But the connectivity solution is particularly useful, he continued, when there’s a complex case with many details. For example, if a suspect is wanted by another agency that thinks the suspect is in the police department’s jurisdiction, the air unit can receive all the details — location, vehicle description — via tablet.
Or the TFO can use the tablet to see what calls are holding. When there are multiple events happening at once, available ground units respond to high-priority events first. Lower-priority events get put on hold, although they still require a response. The tablet allows the TFO to see these on-hold events. And if the helicopter is performing a routine patrol near one of them, it can fly over, check out the scene and potentially save a patrol car from responding to an event that has already ended.
Getting all that data on one screen, Jager said, is better than getting it in a series of text messages.
As for the telemetry data, concerns of losing an aircraft in rural areas have decreased as the data can show where the aircraft was the last time it was connected. Considering the aircraft did not previously have GPS tracking, the capability is a big deal. But telemetry data can also be used in situations like noise complaints to prove an aircraft was or was not in a certain location and for how long.
In the two years the San Diego Police Department Air Support Unit has been using the AT&T solution, there have been no connectivity problems. But there had been issues with security protocols. As Jager noted, it doesn’t take more than one glitch to create a domino effect. But AT&T’s 4G LTE network is reliable and affordable, he said. The department was able to purchase the solutions at the time for $2,000 each.

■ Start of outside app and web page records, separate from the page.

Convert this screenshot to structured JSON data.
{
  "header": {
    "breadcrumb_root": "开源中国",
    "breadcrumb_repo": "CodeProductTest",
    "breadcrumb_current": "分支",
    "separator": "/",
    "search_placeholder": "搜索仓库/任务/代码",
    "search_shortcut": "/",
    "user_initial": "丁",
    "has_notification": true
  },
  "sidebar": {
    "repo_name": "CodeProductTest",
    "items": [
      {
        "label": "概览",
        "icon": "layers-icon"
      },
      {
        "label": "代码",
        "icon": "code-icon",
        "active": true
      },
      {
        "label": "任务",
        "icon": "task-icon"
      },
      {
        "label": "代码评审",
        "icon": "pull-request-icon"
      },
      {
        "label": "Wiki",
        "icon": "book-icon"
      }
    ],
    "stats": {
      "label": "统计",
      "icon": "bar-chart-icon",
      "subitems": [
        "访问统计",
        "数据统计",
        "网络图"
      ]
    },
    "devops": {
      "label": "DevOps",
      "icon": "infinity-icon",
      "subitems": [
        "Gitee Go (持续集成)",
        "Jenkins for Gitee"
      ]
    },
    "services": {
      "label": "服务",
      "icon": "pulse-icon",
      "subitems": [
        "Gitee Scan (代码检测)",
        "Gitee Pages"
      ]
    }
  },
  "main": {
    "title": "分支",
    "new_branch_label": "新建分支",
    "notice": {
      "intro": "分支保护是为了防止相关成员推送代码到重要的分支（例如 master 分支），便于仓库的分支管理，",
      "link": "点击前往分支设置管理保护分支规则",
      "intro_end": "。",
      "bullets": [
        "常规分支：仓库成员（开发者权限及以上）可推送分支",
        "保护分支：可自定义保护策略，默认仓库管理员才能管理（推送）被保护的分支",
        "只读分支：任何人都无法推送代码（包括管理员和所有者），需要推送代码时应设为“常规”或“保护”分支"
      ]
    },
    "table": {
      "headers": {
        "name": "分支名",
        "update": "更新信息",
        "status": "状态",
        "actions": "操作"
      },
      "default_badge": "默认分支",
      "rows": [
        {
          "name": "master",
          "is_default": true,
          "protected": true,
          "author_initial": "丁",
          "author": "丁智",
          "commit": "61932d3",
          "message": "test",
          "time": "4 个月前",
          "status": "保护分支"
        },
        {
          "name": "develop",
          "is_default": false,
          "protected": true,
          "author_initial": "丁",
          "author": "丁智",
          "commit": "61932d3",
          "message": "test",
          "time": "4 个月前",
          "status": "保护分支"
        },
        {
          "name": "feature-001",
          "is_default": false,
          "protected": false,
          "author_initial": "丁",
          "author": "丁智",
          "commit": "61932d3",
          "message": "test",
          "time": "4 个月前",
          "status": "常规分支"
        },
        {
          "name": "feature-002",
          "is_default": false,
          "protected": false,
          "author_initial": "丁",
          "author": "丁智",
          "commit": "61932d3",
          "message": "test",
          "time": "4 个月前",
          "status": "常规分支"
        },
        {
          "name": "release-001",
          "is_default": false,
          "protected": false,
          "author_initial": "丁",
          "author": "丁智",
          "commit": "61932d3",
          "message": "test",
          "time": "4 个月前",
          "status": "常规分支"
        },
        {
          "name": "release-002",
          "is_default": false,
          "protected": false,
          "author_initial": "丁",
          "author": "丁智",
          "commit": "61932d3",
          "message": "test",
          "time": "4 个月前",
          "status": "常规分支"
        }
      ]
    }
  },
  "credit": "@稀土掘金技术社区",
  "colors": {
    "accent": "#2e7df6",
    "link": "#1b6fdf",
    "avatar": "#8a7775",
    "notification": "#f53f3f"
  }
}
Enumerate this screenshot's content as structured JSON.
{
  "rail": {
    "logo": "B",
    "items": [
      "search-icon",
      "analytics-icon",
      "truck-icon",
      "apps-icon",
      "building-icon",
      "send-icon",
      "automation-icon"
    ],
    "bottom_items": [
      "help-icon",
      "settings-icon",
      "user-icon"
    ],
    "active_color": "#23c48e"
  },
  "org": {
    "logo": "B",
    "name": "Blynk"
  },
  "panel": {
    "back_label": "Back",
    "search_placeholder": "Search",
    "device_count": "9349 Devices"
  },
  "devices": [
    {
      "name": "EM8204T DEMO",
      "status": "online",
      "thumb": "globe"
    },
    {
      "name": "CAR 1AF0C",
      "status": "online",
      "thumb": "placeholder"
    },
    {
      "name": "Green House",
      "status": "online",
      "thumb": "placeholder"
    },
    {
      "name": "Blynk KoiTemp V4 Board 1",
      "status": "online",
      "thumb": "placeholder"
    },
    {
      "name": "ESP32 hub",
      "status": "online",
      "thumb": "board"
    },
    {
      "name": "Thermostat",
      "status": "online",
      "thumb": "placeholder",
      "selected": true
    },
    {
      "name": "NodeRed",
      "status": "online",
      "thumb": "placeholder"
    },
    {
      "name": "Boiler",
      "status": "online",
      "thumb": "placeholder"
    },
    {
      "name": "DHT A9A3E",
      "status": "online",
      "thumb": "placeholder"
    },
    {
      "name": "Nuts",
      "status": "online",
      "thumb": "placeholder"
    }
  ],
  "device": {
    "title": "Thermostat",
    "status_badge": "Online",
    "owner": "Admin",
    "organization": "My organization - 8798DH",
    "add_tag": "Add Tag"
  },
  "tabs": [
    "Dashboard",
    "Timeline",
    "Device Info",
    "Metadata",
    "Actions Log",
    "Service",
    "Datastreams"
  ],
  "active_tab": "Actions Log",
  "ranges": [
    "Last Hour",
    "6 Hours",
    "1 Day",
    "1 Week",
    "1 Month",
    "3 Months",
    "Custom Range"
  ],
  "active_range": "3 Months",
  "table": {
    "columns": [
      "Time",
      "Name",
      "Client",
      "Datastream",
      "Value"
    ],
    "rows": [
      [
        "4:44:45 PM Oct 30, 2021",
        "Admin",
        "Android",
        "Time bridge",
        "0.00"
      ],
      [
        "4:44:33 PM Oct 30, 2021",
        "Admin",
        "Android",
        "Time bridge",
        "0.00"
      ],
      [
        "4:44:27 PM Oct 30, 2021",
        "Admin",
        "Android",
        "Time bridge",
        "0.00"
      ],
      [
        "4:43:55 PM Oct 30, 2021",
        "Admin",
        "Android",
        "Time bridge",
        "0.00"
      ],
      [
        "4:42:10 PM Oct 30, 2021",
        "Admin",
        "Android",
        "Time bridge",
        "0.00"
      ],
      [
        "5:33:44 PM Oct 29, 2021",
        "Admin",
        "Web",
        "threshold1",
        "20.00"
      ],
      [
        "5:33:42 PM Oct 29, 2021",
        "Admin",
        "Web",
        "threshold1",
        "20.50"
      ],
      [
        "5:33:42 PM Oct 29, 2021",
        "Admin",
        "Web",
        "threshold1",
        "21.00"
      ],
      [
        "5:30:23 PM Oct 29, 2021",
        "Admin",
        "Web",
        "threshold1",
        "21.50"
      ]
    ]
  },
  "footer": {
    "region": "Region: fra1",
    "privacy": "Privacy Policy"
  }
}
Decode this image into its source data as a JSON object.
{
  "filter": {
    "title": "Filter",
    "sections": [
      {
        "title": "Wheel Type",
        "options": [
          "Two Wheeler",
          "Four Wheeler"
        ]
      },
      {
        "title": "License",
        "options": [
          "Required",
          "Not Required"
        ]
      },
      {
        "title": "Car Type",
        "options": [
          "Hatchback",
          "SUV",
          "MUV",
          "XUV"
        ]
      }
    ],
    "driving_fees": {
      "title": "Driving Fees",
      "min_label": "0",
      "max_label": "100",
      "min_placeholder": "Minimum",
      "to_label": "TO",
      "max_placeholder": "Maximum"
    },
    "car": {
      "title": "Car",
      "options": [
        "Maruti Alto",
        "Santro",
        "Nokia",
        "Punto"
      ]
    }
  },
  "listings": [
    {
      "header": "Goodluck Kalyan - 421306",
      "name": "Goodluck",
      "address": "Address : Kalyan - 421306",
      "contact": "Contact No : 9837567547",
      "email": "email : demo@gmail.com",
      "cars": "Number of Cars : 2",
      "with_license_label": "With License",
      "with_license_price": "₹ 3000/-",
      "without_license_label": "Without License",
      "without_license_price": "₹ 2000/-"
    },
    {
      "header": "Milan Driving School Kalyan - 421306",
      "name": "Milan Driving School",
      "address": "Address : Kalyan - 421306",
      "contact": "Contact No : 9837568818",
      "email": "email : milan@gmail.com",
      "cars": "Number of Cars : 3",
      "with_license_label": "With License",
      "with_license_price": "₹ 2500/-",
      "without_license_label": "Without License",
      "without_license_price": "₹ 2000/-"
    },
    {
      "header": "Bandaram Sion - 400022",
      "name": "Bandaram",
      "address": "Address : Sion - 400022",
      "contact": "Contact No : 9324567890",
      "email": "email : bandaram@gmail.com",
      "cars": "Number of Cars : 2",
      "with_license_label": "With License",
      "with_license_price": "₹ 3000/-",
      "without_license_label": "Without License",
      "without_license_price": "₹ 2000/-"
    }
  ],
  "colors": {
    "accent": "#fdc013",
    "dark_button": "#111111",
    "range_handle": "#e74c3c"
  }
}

Jager finally got his answers, after years of asking the connectivity questions. “That’s why in the past that it never worked — because no outside vendor ever cared enough to make it work,” he said.
This was originally published at Avionics' GCA Link.